Electroshock Of Children Recommended By American Psychiatric Association, Human Rights Group Protests

An epic debate over the American Psychiatric Association recommending the electroshock of children due to “normal” childhood behaviors is at stake. According to a press release by PR Newswire, the Citizens Commission on Human Rights, a non-profit, non-political, non-religious mental health watchdog, is fighting to stop the APA from using ECT on young children and teens.

On May 14, the CCHR led a protest against the practice at the APA convention in Atlanta, Georgia.

The CCHR is responding to the APA’s calling on the FDA to allow the electroshock of children who don’t respond to “treatment” (drugs).

According to the report, there are currently 8 million U.S. children being prescribed psychiatric drugs, with more than 1 million between the ages of zero to five. Children are being drugged “simply because psychiatry has pathologized normal childhood behaviors, and repackaged them as ‘mental disorders.’ The result? Millions of children being drugged for behaviors reclassified by psychiatry as ‘disease.'”

There’s a growing concern that children are becoming addicted to these drugs, with a substantial amount of them lumped in the same class of addictive drugs as cocaine, opium, and morphine. Alarmingly enough, the American Psychiatric Association hasn’t done anything to stop the epidemic. The association is now demanding that the FDA allow them to electroshock children who don’t respond to drug “treatment.”

This could mean that the electroshock of millions of children would be called on if they experience side effects from the drugs because they would be reclassified as “treatment resistant.”

Diane Stein, president of CCHR Florida, said this must not happen for numerous reasons — not the least of which ECT can cause all kinds of physical trauma and other health issues.

“We cannot allow this to happen and that is why members of the CCHR chapter here in Florida are traveling to Atlanta to join the protest,” Stein said. “According to the FDA, ECT can cause physical trauma (including fractures, contusions, injury from falls, dental and oral injury) prolonged or delayed onset seizure and complications, including heart attack and even death. Along with these possible outcomes are permanent memory loss, confusion and cognitive dysfunction. And yet the American Psychiatric Association wants to inflict this torture on children. This is simply brain damage being promoted as treatment.”

The CCHR’s mission is to remove abuses committed under the assumption of mental health and carry out patient and consumer protections. CCHR has been involved in enacting over 150 laws protecting individuals from abusive or coercive mental health practices.

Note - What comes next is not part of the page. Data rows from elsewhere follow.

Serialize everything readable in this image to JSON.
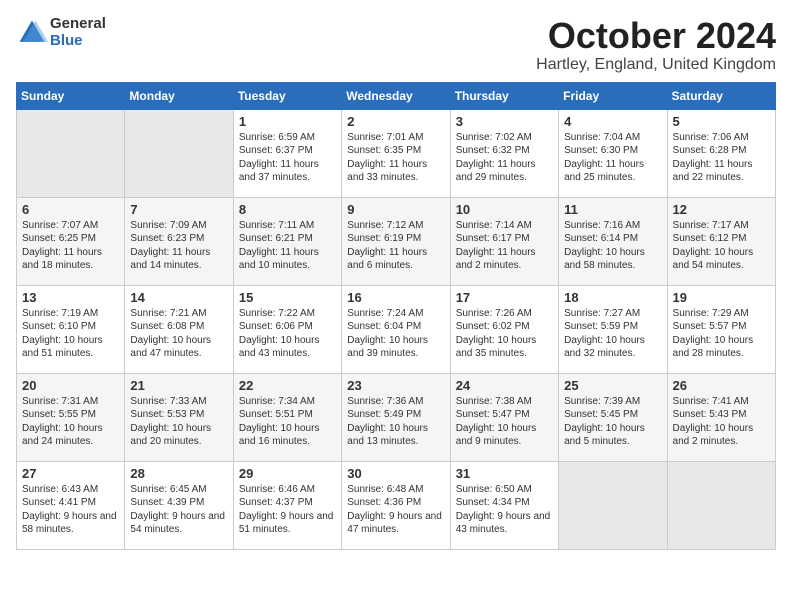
{
  "logo": {
    "general": "General",
    "blue": "Blue"
  },
  "title": "October 2024",
  "location": "Hartley, England, United Kingdom",
  "days_of_week": [
    "Sunday",
    "Monday",
    "Tuesday",
    "Wednesday",
    "Thursday",
    "Friday",
    "Saturday"
  ],
  "weeks": [
    [
      {
        "day": "",
        "empty": true
      },
      {
        "day": "",
        "empty": true
      },
      {
        "day": "1",
        "sunrise": "Sunrise: 6:59 AM",
        "sunset": "Sunset: 6:37 PM",
        "daylight": "Daylight: 11 hours and 37 minutes."
      },
      {
        "day": "2",
        "sunrise": "Sunrise: 7:01 AM",
        "sunset": "Sunset: 6:35 PM",
        "daylight": "Daylight: 11 hours and 33 minutes."
      },
      {
        "day": "3",
        "sunrise": "Sunrise: 7:02 AM",
        "sunset": "Sunset: 6:32 PM",
        "daylight": "Daylight: 11 hours and 29 minutes."
      },
      {
        "day": "4",
        "sunrise": "Sunrise: 7:04 AM",
        "sunset": "Sunset: 6:30 PM",
        "daylight": "Daylight: 11 hours and 25 minutes."
      },
      {
        "day": "5",
        "sunrise": "Sunrise: 7:06 AM",
        "sunset": "Sunset: 6:28 PM",
        "daylight": "Daylight: 11 hours and 22 minutes."
      }
    ],
    [
      {
        "day": "6",
        "sunrise": "Sunrise: 7:07 AM",
        "sunset": "Sunset: 6:25 PM",
        "daylight": "Daylight: 11 hours and 18 minutes."
      },
      {
        "day": "7",
        "sunrise": "Sunrise: 7:09 AM",
        "sunset": "Sunset: 6:23 PM",
        "daylight": "Daylight: 11 hours and 14 minutes."
      },
      {
        "day": "8",
        "sunrise": "Sunrise: 7:11 AM",
        "sunset": "Sunset: 6:21 PM",
        "daylight": "Daylight: 11 hours and 10 minutes."
      },
      {
        "day": "9",
        "sunrise": "Sunrise: 7:12 AM",
        "sunset": "Sunset: 6:19 PM",
        "daylight": "Daylight: 11 hours and 6 minutes."
      },
      {
        "day": "10",
        "sunrise": "Sunrise: 7:14 AM",
        "sunset": "Sunset: 6:17 PM",
        "daylight": "Daylight: 11 hours and 2 minutes."
      },
      {
        "day": "11",
        "sunrise": "Sunrise: 7:16 AM",
        "sunset": "Sunset: 6:14 PM",
        "daylight": "Daylight: 10 hours and 58 minutes."
      },
      {
        "day": "12",
        "sunrise": "Sunrise: 7:17 AM",
        "sunset": "Sunset: 6:12 PM",
        "daylight": "Daylight: 10 hours and 54 minutes."
      }
    ],
    [
      {
        "day": "13",
        "sunrise": "Sunrise: 7:19 AM",
        "sunset": "Sunset: 6:10 PM",
        "daylight": "Daylight: 10 hours and 51 minutes."
      },
      {
        "day": "14",
        "sunrise": "Sunrise: 7:21 AM",
        "sunset": "Sunset: 6:08 PM",
        "daylight": "Daylight: 10 hours and 47 minutes."
      },
      {
        "day": "15",
        "sunrise": "Sunrise: 7:22 AM",
        "sunset": "Sunset: 6:06 PM",
        "daylight": "Daylight: 10 hours and 43 minutes."
      },
      {
        "day": "16",
        "sunrise": "Sunrise: 7:24 AM",
        "sunset": "Sunset: 6:04 PM",
        "daylight": "Daylight: 10 hours and 39 minutes."
      },
      {
        "day": "17",
        "sunrise": "Sunrise: 7:26 AM",
        "sunset": "Sunset: 6:02 PM",
        "daylight": "Daylight: 10 hours and 35 minutes."
      },
      {
        "day": "18",
        "sunrise": "Sunrise: 7:27 AM",
        "sunset": "Sunset: 5:59 PM",
        "daylight": "Daylight: 10 hours and 32 minutes."
      },
      {
        "day": "19",
        "sunrise": "Sunrise: 7:29 AM",
        "sunset": "Sunset: 5:57 PM",
        "daylight": "Daylight: 10 hours and 28 minutes."
      }
    ],
    [
      {
        "day": "20",
        "sunrise": "Sunrise: 7:31 AM",
        "sunset": "Sunset: 5:55 PM",
        "daylight": "Daylight: 10 hours and 24 minutes."
      },
      {
        "day": "21",
        "sunrise": "Sunrise: 7:33 AM",
        "sunset": "Sunset: 5:53 PM",
        "daylight": "Daylight: 10 hours and 20 minutes."
      },
      {
        "day": "22",
        "sunrise": "Sunrise: 7:34 AM",
        "sunset": "Sunset: 5:51 PM",
        "daylight": "Daylight: 10 hours and 16 minutes."
      },
      {
        "day": "23",
        "sunrise": "Sunrise: 7:36 AM",
        "sunset": "Sunset: 5:49 PM",
        "daylight": "Daylight: 10 hours and 13 minutes."
      },
      {
        "day": "24",
        "sunrise": "Sunrise: 7:38 AM",
        "sunset": "Sunset: 5:47 PM",
        "daylight": "Daylight: 10 hours and 9 minutes."
      },
      {
        "day": "25",
        "sunrise": "Sunrise: 7:39 AM",
        "sunset": "Sunset: 5:45 PM",
        "daylight": "Daylight: 10 hours and 5 minutes."
      },
      {
        "day": "26",
        "sunrise": "Sunrise: 7:41 AM",
        "sunset": "Sunset: 5:43 PM",
        "daylight": "Daylight: 10 hours and 2 minutes."
      }
    ],
    [
      {
        "day": "27",
        "sunrise": "Sunrise: 6:43 AM",
        "sunset": "Sunset: 4:41 PM",
        "daylight": "Daylight: 9 hours and 58 minutes."
      },
      {
        "day": "28",
        "sunrise": "Sunrise: 6:45 AM",
        "sunset": "Sunset: 4:39 PM",
        "daylight": "Daylight: 9 hours and 54 minutes."
      },
      {
        "day": "29",
        "sunrise": "Sunrise: 6:46 AM",
        "sunset": "Sunset: 4:37 PM",
        "daylight": "Daylight: 9 hours and 51 minutes."
      },
      {
        "day": "30",
        "sunrise": "Sunrise: 6:48 AM",
        "sunset": "Sunset: 4:36 PM",
        "daylight": "Daylight: 9 hours and 47 minutes."
      },
      {
        "day": "31",
        "sunrise": "Sunrise: 6:50 AM",
        "sunset": "Sunset: 4:34 PM",
        "daylight": "Daylight: 9 hours and 43 minutes."
      },
      {
        "day": "",
        "empty": true
      },
      {
        "day": "",
        "empty": true
      }
    ]
  ]
}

Actress Kirstie Alley, who supports the CCHR, even spoke out on Twitter against the American Psychiatric Association’s call on the FDA to allow the electroshock of children.

She wrote, “HELL NO! You are not the cause of destroying this country APA!! YOU WILL NOT DESTROY OUR CHILDREN!”

Alley stands in firm opposition of the electroshock treatment and is urging followers to help stop the APA’s agenda.

Electroshock therapy was widely used in the early 1900s as a means of “changing brain chemistry” in the mentally ill.

The Mayo Clinic reports ECT as a procedure done “under general anesthesia, in which small electric currents are passed through the brain, intentionally triggering a brief seizure. ECT seems to cause changes in brain chemistry that can quickly reverse symptoms of certain mental illnesses.”

Many are hoping to stop the American Psychiatric Association from getting their way in allowing electroshock treatment in children.

[Image via Shutterstock]